« One must always go along with what one fells is the need of the moment, », he continued. « The need to smash barriers, to break taboos, to shock, had its moment in the comfortable days of the ‘50s and ‘60s. This was an absolute necessity, you had to be able to say f*** onstage because nobody then dared to say f*** onstage. « I think that today almost everything that is a mirror of the horror of the world is in the theater useless self-evidence. There is no shock value after shock . » On the other hand there is the more interesting notion that Brook has been mulling over for some time, about the positive side of the negative, the idea that truth is many : « Tierno talks about different truths, those that are divergent and those that are convergent, and that notion that truth can converge goes very far and thank God has not become a cliché. » This has led Brook to go a step beyond his nine-hour long version of the Mahabharata and to present « Tierno Bokar » not only in repertory, but in Sunday marathons with two greatly contrasted pieces. « Le Grand Inquisiteur », based on Dostoyevsky, goes on at 2 :30 p.m, followed by « Tierno » at 4.30, followed by « La Mort de Krishna » at 7.30. The three form a triptych, brooks says. « When Tierno asks what is God and answers that God is an embarrassment to human intelligence, it’s an astounding line and it makes a direct link with the Grand Inquisitor, a terribly intelligent man who believes with all his intelligence in the rightness of the Inquisition, » he said. « Everything he says is to provoke the Christ figure and Christ looks him straight in the eye whith his tender gaze and doesn’t react. And after all this Christ gets up and kisses him and he is forced to let him go. The silence of Christ expresses the essence of what cannot be explained and Krishna, through another form, comes in here. »

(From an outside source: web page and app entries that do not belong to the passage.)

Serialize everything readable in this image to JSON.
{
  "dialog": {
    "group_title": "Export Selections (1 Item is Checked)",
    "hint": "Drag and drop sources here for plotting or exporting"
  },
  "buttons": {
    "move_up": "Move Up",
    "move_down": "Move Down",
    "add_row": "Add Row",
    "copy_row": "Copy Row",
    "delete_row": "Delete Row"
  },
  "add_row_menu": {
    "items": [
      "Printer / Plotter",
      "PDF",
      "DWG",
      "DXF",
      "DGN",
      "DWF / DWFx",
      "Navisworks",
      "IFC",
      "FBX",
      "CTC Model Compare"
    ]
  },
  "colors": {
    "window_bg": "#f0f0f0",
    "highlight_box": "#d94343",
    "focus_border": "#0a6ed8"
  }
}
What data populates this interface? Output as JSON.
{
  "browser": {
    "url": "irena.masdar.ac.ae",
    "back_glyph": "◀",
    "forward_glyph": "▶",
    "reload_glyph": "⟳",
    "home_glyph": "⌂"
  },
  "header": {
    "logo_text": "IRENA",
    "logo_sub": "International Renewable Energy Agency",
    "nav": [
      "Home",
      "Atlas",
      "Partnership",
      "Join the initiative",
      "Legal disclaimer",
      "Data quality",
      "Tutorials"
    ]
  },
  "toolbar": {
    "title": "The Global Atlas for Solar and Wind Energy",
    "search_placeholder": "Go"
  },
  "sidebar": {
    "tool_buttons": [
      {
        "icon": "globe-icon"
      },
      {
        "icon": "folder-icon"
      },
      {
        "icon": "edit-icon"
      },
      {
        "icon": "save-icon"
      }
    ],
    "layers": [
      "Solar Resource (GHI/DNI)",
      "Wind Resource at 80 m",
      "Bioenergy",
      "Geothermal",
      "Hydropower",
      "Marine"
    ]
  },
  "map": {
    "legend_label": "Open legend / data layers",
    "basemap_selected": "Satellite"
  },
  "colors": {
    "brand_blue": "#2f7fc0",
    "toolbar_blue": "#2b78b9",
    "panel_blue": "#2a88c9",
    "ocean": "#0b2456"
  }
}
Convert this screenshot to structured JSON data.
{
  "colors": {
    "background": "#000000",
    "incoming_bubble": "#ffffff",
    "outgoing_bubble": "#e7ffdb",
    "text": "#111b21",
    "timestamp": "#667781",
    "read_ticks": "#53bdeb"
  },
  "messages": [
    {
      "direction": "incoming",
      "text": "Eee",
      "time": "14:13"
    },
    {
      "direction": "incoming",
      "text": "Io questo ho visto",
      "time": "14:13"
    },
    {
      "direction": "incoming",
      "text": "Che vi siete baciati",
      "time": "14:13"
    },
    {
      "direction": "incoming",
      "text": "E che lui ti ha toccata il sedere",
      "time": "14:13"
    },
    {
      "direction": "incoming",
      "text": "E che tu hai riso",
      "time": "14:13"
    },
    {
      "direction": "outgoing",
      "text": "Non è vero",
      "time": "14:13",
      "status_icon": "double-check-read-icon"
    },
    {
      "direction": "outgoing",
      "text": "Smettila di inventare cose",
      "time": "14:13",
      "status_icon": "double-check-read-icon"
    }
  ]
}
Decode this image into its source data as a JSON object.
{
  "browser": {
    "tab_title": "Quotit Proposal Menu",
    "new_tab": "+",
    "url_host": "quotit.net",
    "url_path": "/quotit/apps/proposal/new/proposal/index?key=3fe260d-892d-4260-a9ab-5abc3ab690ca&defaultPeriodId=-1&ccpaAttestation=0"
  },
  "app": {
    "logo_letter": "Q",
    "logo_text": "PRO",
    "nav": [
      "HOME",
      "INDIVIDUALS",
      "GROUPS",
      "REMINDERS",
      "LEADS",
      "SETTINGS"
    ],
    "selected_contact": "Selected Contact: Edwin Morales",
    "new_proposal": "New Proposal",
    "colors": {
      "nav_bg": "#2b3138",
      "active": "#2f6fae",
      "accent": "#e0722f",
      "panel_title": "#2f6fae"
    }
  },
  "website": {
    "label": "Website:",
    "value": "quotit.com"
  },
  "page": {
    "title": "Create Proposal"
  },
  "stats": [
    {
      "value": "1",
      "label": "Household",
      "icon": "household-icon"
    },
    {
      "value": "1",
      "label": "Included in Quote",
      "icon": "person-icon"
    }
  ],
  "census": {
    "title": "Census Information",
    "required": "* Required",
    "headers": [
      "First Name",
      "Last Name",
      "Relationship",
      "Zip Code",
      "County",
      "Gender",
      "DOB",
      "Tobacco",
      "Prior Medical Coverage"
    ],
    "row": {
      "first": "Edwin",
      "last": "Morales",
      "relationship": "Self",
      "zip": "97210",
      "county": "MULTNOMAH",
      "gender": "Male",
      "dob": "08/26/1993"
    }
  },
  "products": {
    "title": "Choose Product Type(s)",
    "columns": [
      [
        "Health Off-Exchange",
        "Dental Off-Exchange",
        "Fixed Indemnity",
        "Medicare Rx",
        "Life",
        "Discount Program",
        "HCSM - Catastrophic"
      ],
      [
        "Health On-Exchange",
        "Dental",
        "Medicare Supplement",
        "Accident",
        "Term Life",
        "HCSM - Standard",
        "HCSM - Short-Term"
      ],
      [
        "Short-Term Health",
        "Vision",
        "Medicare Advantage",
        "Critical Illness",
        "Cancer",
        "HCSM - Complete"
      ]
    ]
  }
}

While the other two plays illustrate how easily power comes into play when there is a religious interest of a high quality, Brook says that the Hindu tale comes from the same recognition and respect of what cannot be explained. There is, Brook says, an emotional continuity in the three.
After Paris, « Tierno Bokar » will hit the road from late January to July, calling in at theaters from Naples to New York. During the tour, Brook will celebrate his 80th birthday as quietly as possible, which will not be very since Michael Kustow’s massive new biography will come out ate the same time.
There is a lot to be said about Brook as the internationally acknowledged great man of the theater of our times, and a great deal has been said. Brook himself has a simplicity of manner (he still blushes), which does not conceal incessant curiosity, and it seems clear from recent productions as different as « Don Giovanni » and « Hamlet » that he is reflecting on what is arguably the greatest word in the English language : reconciliation. »
He continued : « The mere fact that you can in the theater show two opposing points of view and tthe audience, just by watching these two, is in a way sympathizing and following them does reconcile. The act of playing something out, a great conflict, is reconciled by the event itself. »
There is nothing Brook dislikes more than being called a guru, although he often is. His theater is a quest and not a single truth. « One cannot tell what the truth, is but a moment of truth in the theater is when everyone at that moment is touched in the same way, and then it’s gone. But for that moment that expresses itself in that sudden increase in attentiveness, something has been touched. « I think quite simply that nobody can define truth. But when truth is there one can recognize it, » he says.